Eight months after starting the account, I hit 100,000 followers, and to celebrate I took a picture of myself in my underwear, covered in Happy Meal boxes. The number immediately slipped back down to 99.9k. I was treating Instagram like, emoji-bombing strangers in an attempt to lure them over to my page. If I can get to 100,500 I’ll be safe, I thought. A change in algorithm had seen my engagement drop dramatically, which meant I was now getting far fewer likes and comments.
I’d also seen the tide turn on the clean-eating era. Wellness wasn’t going anywhere, but the food fad I’d so accurately satirised was dying out. Wellness witches were cutting ties with “eat clean”. The term had been vilified by dietitians, its links to an eating disorder called– an obsession with only eating food believed to be healthy – becoming more widely known. I felt the slow creep toward irrelevance.
I was on a train to a gig when the realisation hit me. I called my mum: “I don’t think I know who I am.”

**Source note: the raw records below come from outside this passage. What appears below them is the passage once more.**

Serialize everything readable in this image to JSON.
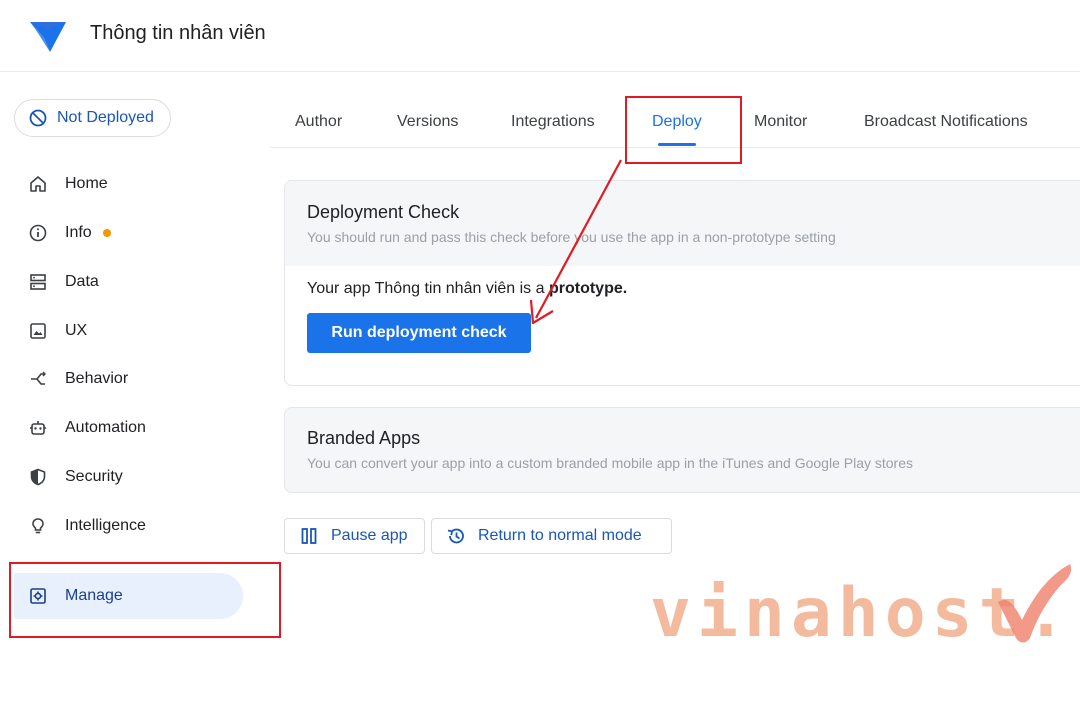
{
  "app": {
    "title": "Thông tin nhân viên",
    "logo_icon": "appsheet-logo-icon",
    "brand_color": "#1a73e8"
  },
  "status": {
    "label": "Not Deployed",
    "icon": "not-deployed-icon"
  },
  "tabs": [
    {
      "label": "Author",
      "active": false
    },
    {
      "label": "Versions",
      "active": false
    },
    {
      "label": "Integrations",
      "active": false
    },
    {
      "label": "Deploy",
      "active": true
    },
    {
      "label": "Monitor",
      "active": false
    },
    {
      "label": "Broadcast Notifications",
      "active": false
    }
  ],
  "sidebar": {
    "items": [
      {
        "label": "Home",
        "icon": "home-icon"
      },
      {
        "label": "Info",
        "icon": "info-icon",
        "badge_color": "#f29900"
      },
      {
        "label": "Data",
        "icon": "data-icon"
      },
      {
        "label": "UX",
        "icon": "ux-icon"
      },
      {
        "label": "Behavior",
        "icon": "behavior-icon"
      },
      {
        "label": "Automation",
        "icon": "robot-icon"
      },
      {
        "label": "Security",
        "icon": "shield-icon"
      },
      {
        "label": "Intelligence",
        "icon": "lightbulb-icon"
      },
      {
        "label": "Manage",
        "icon": "gear-icon",
        "active": true
      }
    ]
  },
  "deployment_check": {
    "title": "Deployment Check",
    "subtitle": "You should run and pass this check before you use the app in a non-prototype setting",
    "message_prefix": "Your app Thông tin nhân viên is a",
    "message_bold": "prototype.",
    "button_label": "Run deployment check"
  },
  "branded_apps": {
    "title": "Branded Apps",
    "subtitle": "You can convert your app into a custom branded mobile app in the iTunes and Google Play stores"
  },
  "actions": {
    "pause_label": "Pause app",
    "return_label": "Return to normal mode"
  },
  "watermark": {
    "text": "vinahost.",
    "color": "#f0a37e"
  },
  "annotation_color": "#e01b24"
}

The next day I told my doctor that I felt that if I got out of bed, I would surely die. I explained that I hadn’t slept in weeks, that I wanted to live out the rest of my existence alone, in a cave, or I didn’t want to live any more. He asked if I had private health insurance, then admitted me to the Priory. I stayed for a month. But it didn’t stop me posting. I continued gigging on day trips out of rehab; not even hospitalisation could quell my need for validation.
Eventually, after trawling confectionery aisles and realising I had well and truly wrung the joke dry, I seriously considered what life would be like without Deliciously Stella. Quitting Stella didn’t mean quitting Instagram, I reasoned. It was the character I’d fallen out of love with, not the app. I bit the bullet, and decided to kill her. I posted a black and white picture of myself frowning, and wrote that Stella had fallen into a food coma – and the prognosis didn’t look good.
I wish I could say that I’ve left social media behind, that I’m not affected by likes and follows. Yet I can’t help but love to be loved. Last year, in the throes of the first lockdown, I felt compelled to entertain. I dressed up as the Tiger King and showed off my growing collection of crocs. Old habits die hard, and when one day I got 4,000 likes on a post, I was elated. When subsequent posts didn’t perform as well, the feeling of dejection returned. I doubled down on therapy, and then, when lockdown lifted, I fled to live in Spain. The sort of uninspirational content my followers so enjoyed became nigh-on impossible to create. I posted sun-kissed shots of days at the beach, and people unfollowed in their droves.
Since leaving London, I have managed to come off antidepressants and conquer my insomnia with cognitive behavioural therapy. I now know that just one post on my Instagram grid is enough to make me spiral. A fact that will no doubt affect my ability to publicise my book about my experience.
It has taken my real life being full to realise how empty my life lived through pixels had become. Being funny doesn’t matter if you’re not having fun. I still want people to like me; I want them to think I’m funny. The difference now is that I know I am liked, without needing strangers to confirm it. I’ve kept my account; I love the community I built there and I still love a good scroll. I just no longer feed the beast. The final Google alert I received was to notify me that somebody was selling my Deliciously Stella book on Gumtree for a pound. Instead of making me feel sick, it made me laugh. Nobody could take away what I’d achieved with the character. And I wasn’t any less of a person for walking away. I didn’t have to be special. I could just be free.